● **WHAT THE TASK REQUIRES**
Restate all of the entries exactly, dropping any pictures they hold.

[Dataset excerpts]
>>

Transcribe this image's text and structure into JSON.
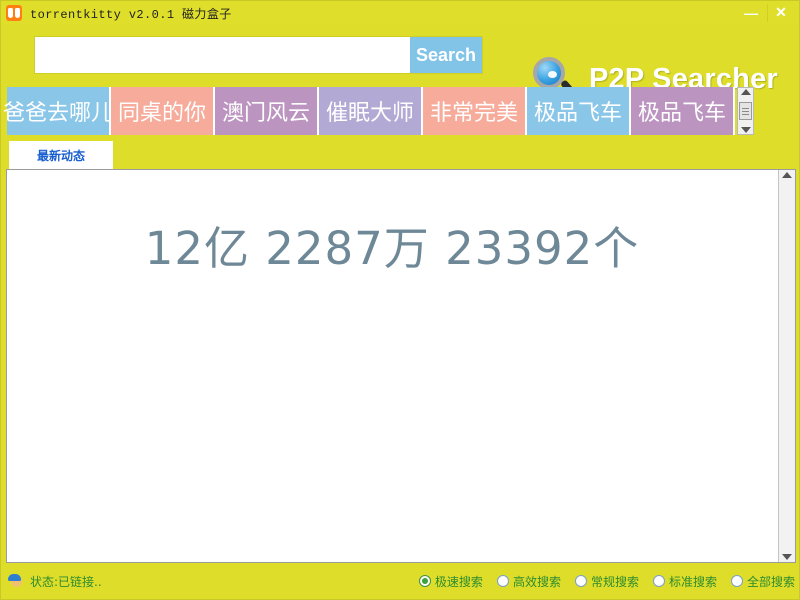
{
  "window": {
    "title": "torrentkitty  v2.0.1 磁力盒子",
    "app_icon": "binoculars-icon",
    "minimize_label": "—",
    "close_label": "✕",
    "background_color": "#dede2a"
  },
  "search": {
    "value": "",
    "placeholder": "",
    "button_label": "Search",
    "button_color": "#82c3e8"
  },
  "brand": {
    "icon": "magnifier-icon",
    "text": "P2P Searcher",
    "text_color": "#ffffff"
  },
  "movie_tabs": [
    {
      "label": "爸爸去哪儿",
      "color": "#8ac6e8"
    },
    {
      "label": "同桌的你",
      "color": "#f6ab9b"
    },
    {
      "label": "澳门风云",
      "color": "#bb95c0"
    },
    {
      "label": "催眠大师",
      "color": "#b2a9d4"
    },
    {
      "label": "非常完美",
      "color": "#f6ab9b"
    },
    {
      "label": "极品飞车",
      "color": "#8ac6e8"
    },
    {
      "label": "极品飞车",
      "color": "#bb95c0"
    }
  ],
  "tab_scrollbar": {
    "up_icon": "caret-up-icon",
    "down_icon": "caret-down-icon",
    "thumb": "scroll-thumb"
  },
  "section_tabs": [
    {
      "label": "最新动态",
      "active": true
    }
  ],
  "content": {
    "headline": "12亿 2287万 23392个",
    "headline_color": "#6e8897",
    "scrollbar": {
      "up_icon": "caret-up-icon",
      "down_icon": "caret-down-icon"
    }
  },
  "status": {
    "icon": "user-status-icon",
    "text": "状态:已链接..",
    "text_color": "#2e8b2e"
  },
  "search_modes": [
    {
      "label": "极速搜索",
      "selected": true
    },
    {
      "label": "高效搜索",
      "selected": false
    },
    {
      "label": "常规搜索",
      "selected": false
    },
    {
      "label": "标准搜索",
      "selected": false
    },
    {
      "label": "全部搜索",
      "selected": false
    }
  ]
}
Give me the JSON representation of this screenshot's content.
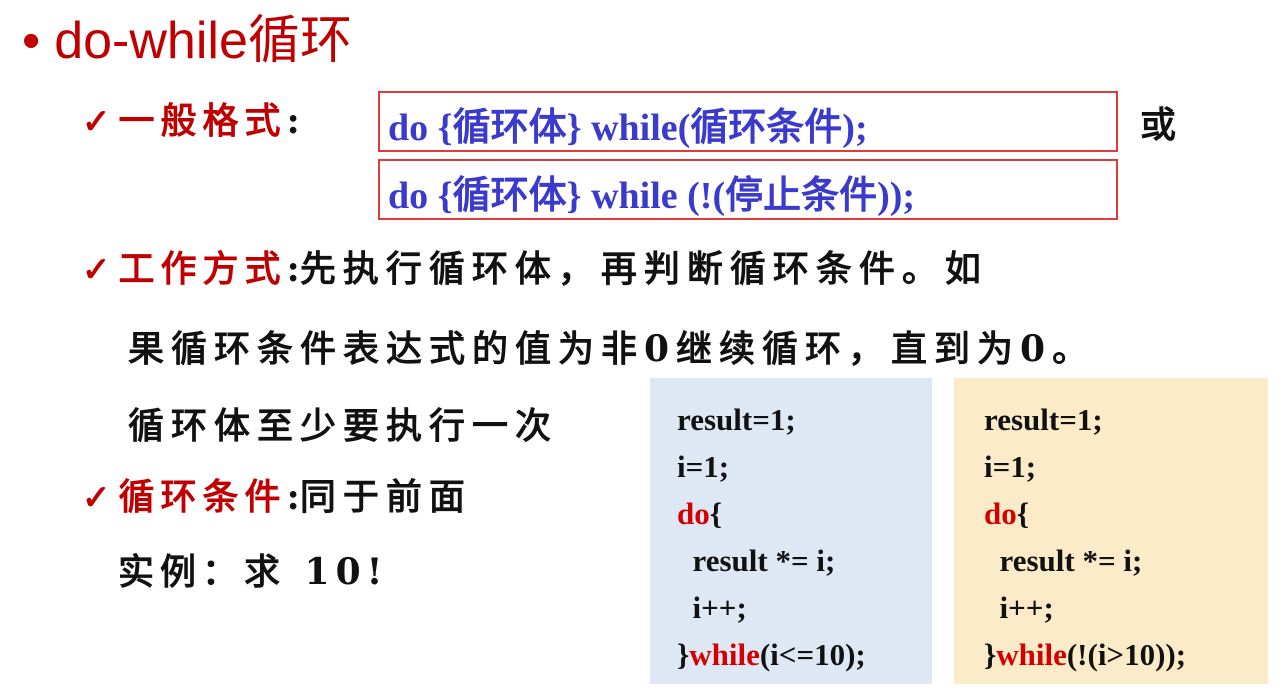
{
  "title": {
    "bullet": "•",
    "text": "do-while循环"
  },
  "sections": {
    "general_format": {
      "check": "✓",
      "label": "一般格式",
      "colon": ":",
      "formats": [
        "do {循环体} while(循环条件);",
        "do {循环体} while (!(停止条件));"
      ],
      "or_text": "或"
    },
    "working_mode": {
      "check": "✓",
      "label": "工作方式",
      "colon": ":",
      "lines": [
        "先执行循环体，再判断循环条件。如",
        "果循环条件表达式的值为非0继续循环，直到为0。",
        "循环体至少要执行一次"
      ]
    },
    "loop_condition": {
      "check": "✓",
      "label": "循环条件",
      "colon": ":",
      "text": "同于前面"
    },
    "example": {
      "text": "实例：求 10!"
    }
  },
  "code_blocks": [
    {
      "background": "#dde8f4",
      "lines": [
        {
          "pre": "result=1;",
          "kw": "",
          "post": ""
        },
        {
          "pre": "i=1;",
          "kw": "",
          "post": ""
        },
        {
          "pre": "",
          "kw": "do",
          "post": "{"
        },
        {
          "pre": "  result *= i;",
          "kw": "",
          "post": ""
        },
        {
          "pre": "  i++;",
          "kw": "",
          "post": ""
        },
        {
          "pre": "}",
          "kw": "while",
          "post": "(i<=10);"
        }
      ]
    },
    {
      "background": "#fbebc8",
      "lines": [
        {
          "pre": "result=1;",
          "kw": "",
          "post": ""
        },
        {
          "pre": "i=1;",
          "kw": "",
          "post": ""
        },
        {
          "pre": "",
          "kw": "do",
          "post": "{"
        },
        {
          "pre": "  result *= i;",
          "kw": "",
          "post": ""
        },
        {
          "pre": "  i++;",
          "kw": "",
          "post": ""
        },
        {
          "pre": "}",
          "kw": "while",
          "post": "(!(i>10));"
        }
      ]
    }
  ],
  "colors": {
    "accent_red": "#c00000",
    "format_blue": "#3a3acc",
    "box_border": "#e03a3a"
  }
}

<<

● **EXERCISE OUTPUT**
Transcribe this image's text and structure into JSON.
{
  "window": {
    "title": "torrentkitty  v2.0.1 磁力盒子",
    "app_icon": "binoculars-icon",
    "minimize_label": "—",
    "close_label": "✕",
    "background_color": "#dede2a"
  },
  "search": {
    "value": "",
    "placeholder": "",
    "button_label": "Search",
    "button_color": "#82c3e8"
  },
  "brand": {
    "icon": "magnifier-icon",
    "text": "P2P Searcher",
    "text_color": "#ffffff"
  },
  "movie_tabs": [
    {
      "label": "爸爸去哪儿",
      "color": "#8ac6e8"
    },
    {
      "label": "同桌的你",
      "color": "#f6ab9b"
    },
    {
      "label": "澳门风云",
      "color": "#bb95c0"
    },
    {
      "label": "催眠大师",
      "color": "#b2a9d4"
    },
    {
      "label": "非常完美",
      "color": "#f6ab9b"
    },
    {
      "label": "极品飞车",
      "color": "#8ac6e8"
    },
    {
      "label": "极品飞车",
      "color": "#bb95c0"
    }
  ],
  "tab_scrollbar": {
    "up_icon": "caret-up-icon",
    "down_icon": "caret-down-icon",
    "thumb": "scroll-thumb"
  },
  "section_tabs": [
    {
      "label": "最新动态",
      "active": true
    }
  ],
  "content": {
    "headline": "12亿 2287万 23392个",
    "headline_color": "#6e8897",
    "scrollbar": {
      "up_icon": "caret-up-icon",
      "down_icon": "caret-down-icon"
    }
  },
  "status": {
    "icon": "user-status-icon",
    "text": "状态:已链接..",
    "text_color": "#2e8b2e"
  },
  "search_modes": [
    {
      "label": "极速搜索",
      "selected": true
    },
    {
      "label": "高效搜索",
      "selected": false
    },
    {
      "label": "常规搜索",
      "selected": false
    },
    {
      "label": "标准搜索",
      "selected": false
    },
    {
      "label": "全部搜索",
      "selected": false
    }
  ]
}
Give me the JSON representation of this screenshot's content.
{
  "title": {
    "bullet": "•",
    "text": "do-while循环"
  },
  "sections": {
    "general_format": {
      "check": "✓",
      "label": "一般格式",
      "colon": ":",
      "formats": [
        "do {循环体} while(循环条件);",
        "do {循环体} while (!(停止条件));"
      ],
      "or_text": "或"
    },
    "working_mode": {
      "check": "✓",
      "label": "工作方式",
      "colon": ":",
      "lines": [
        "先执行循环体，再判断循环条件。如",
        "果循环条件表达式的值为非0继续循环，直到为0。",
        "循环体至少要执行一次"
      ]
    },
    "loop_condition": {
      "check": "✓",
      "label": "循环条件",
      "colon": ":",
      "text": "同于前面"
    },
    "example": {
      "text": "实例：求 10!"
    }
  },
  "code_blocks": [
    {
      "background": "#dde8f4",
      "lines": [
        {
          "pre": "result=1;",
          "kw": "",
          "post": ""
        },
        {
          "pre": "i=1;",
          "kw": "",
          "post": ""
        },
        {
          "pre": "",
          "kw": "do",
          "post": "{"
        },
        {
          "pre": "  result *= i;",
          "kw": "",
          "post": ""
        },
        {
          "pre": "  i++;",
          "kw": "",
          "post": ""
        },
        {
          "pre": "}",
          "kw": "while",
          "post": "(i<=10);"
        }
      ]
    },
    {
      "background": "#fbebc8",
      "lines": [
        {
          "pre": "result=1;",
          "kw": "",
          "post": ""
        },
        {
          "pre": "i=1;",
          "kw": "",
          "post": ""
        },
        {
          "pre": "",
          "kw": "do",
          "post": "{"
        },
        {
          "pre": "  result *= i;",
          "kw": "",
          "post": ""
        },
        {
          "pre": "  i++;",
          "kw": "",
          "post": ""
        },
        {
          "pre": "}",
          "kw": "while",
          "post": "(!(i>10));"
        }
      ]
    }
  ],
  "colors": {
    "accent_red": "#c00000",
    "format_blue": "#3a3acc",
    "box_border": "#e03a3a"
  }
}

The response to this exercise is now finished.